Extracted records >>
Content starts
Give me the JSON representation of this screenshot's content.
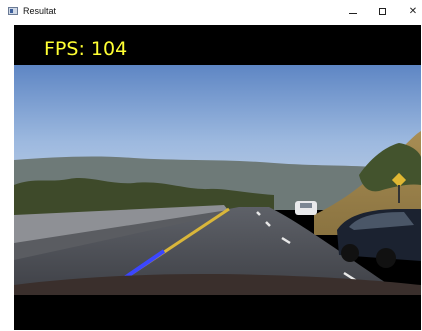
{
  "window": {
    "title": "Resultat",
    "controls": {
      "minimize": "minimize-icon",
      "maximize": "maximize-icon",
      "close": "close-icon"
    }
  },
  "overlay": {
    "fps_text": "FPS: 104",
    "fps_color": "#ffff33"
  },
  "scene": {
    "description_icon": "road-video-frame",
    "lane_line_color": "#3b46ff",
    "lane_left_marking_color": "#e6c23a"
  }
}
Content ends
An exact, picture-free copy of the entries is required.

Give me the JSON representation of this screenshot's content.
{
  "window": {
    "title": "Resultat",
    "controls": {
      "minimize": "minimize-icon",
      "maximize": "maximize-icon",
      "close": "close-icon"
    }
  },
  "overlay": {
    "fps_text": "FPS: 104",
    "fps_color": "#ffff33"
  },
  "scene": {
    "description_icon": "road-video-frame",
    "lane_line_color": "#3b46ff",
    "lane_left_marking_color": "#e6c23a"
  }
}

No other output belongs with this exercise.